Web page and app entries
======

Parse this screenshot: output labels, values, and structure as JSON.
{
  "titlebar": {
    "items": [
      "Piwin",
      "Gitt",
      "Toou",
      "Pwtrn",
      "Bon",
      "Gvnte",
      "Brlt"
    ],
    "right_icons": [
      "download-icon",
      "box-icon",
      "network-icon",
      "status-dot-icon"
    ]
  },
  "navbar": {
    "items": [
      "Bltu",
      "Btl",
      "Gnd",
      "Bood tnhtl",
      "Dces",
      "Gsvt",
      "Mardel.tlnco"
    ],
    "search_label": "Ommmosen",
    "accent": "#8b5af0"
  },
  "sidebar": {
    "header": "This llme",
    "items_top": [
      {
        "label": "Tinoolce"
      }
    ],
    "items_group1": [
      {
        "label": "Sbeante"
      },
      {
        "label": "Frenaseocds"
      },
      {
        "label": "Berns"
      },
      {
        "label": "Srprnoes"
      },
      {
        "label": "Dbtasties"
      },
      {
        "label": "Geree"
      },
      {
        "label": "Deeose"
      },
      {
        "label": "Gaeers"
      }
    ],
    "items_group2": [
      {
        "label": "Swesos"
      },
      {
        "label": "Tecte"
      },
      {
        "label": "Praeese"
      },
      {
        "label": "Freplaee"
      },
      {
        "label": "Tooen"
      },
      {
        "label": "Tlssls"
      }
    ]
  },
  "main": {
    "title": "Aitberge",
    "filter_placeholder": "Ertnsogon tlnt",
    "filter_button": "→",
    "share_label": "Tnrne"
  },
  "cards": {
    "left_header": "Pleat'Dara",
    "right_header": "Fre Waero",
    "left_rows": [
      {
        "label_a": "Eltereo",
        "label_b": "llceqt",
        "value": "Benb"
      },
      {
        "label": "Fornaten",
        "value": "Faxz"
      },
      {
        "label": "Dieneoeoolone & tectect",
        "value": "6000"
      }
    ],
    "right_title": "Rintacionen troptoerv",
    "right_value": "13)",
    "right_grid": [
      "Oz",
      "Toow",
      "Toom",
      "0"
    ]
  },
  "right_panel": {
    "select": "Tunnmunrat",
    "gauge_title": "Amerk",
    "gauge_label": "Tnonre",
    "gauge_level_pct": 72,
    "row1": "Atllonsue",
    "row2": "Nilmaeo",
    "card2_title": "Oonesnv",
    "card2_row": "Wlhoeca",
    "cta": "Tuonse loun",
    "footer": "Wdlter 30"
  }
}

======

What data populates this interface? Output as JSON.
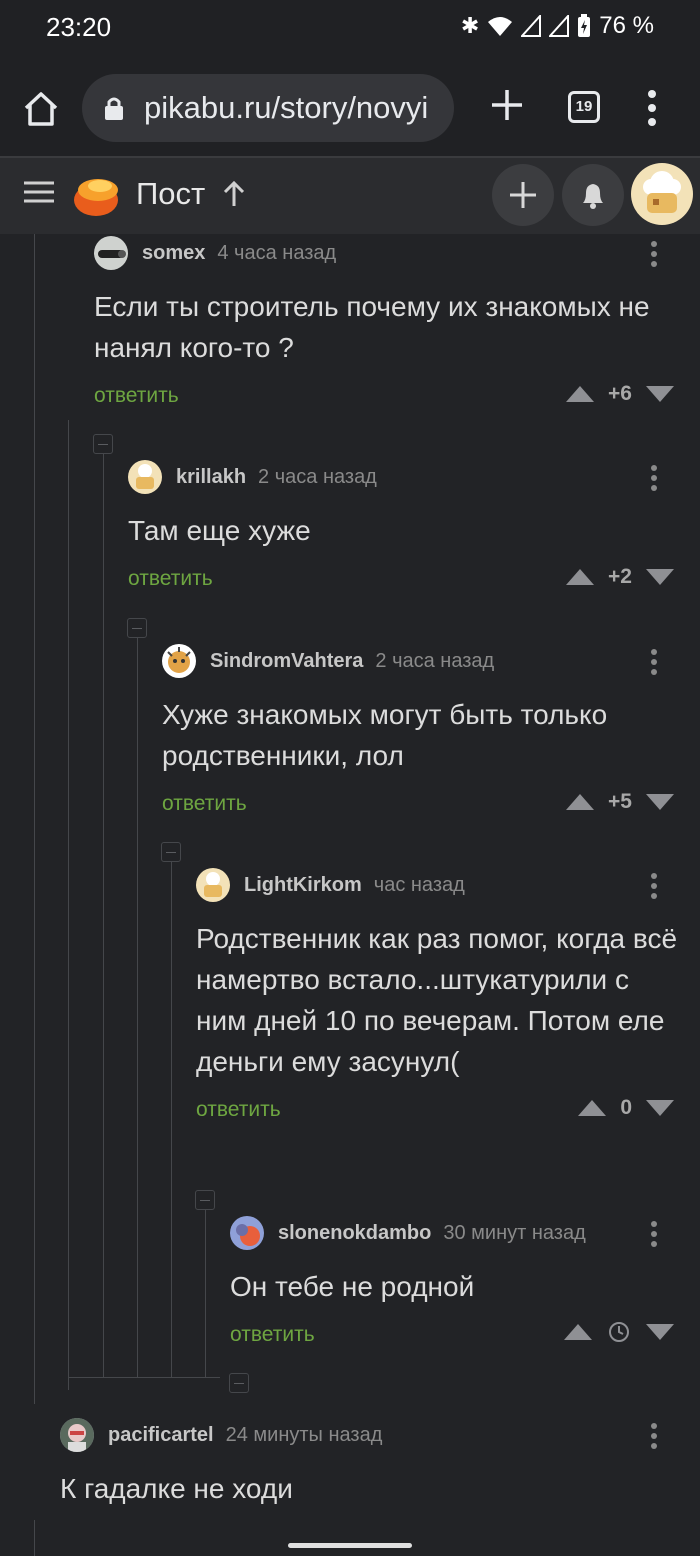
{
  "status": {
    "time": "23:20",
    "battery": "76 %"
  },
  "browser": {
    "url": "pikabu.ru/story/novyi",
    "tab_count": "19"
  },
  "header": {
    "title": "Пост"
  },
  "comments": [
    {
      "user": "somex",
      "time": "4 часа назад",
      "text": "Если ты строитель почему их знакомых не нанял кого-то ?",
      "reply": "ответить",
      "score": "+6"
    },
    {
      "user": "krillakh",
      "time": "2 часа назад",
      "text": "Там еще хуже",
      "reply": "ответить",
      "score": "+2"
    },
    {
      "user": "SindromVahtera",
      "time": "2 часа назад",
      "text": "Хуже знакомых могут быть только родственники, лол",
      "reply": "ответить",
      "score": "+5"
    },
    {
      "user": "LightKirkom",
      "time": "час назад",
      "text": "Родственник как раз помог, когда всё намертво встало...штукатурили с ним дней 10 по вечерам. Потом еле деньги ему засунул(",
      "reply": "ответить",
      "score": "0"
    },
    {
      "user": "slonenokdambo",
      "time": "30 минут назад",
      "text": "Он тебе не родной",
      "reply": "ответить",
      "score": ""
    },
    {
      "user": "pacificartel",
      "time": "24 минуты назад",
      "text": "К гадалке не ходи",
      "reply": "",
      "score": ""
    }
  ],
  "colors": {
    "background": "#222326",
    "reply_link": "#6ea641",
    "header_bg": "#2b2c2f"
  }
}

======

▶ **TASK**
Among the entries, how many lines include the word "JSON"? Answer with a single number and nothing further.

▶ **RESULT OF THIS EXERCISE**
2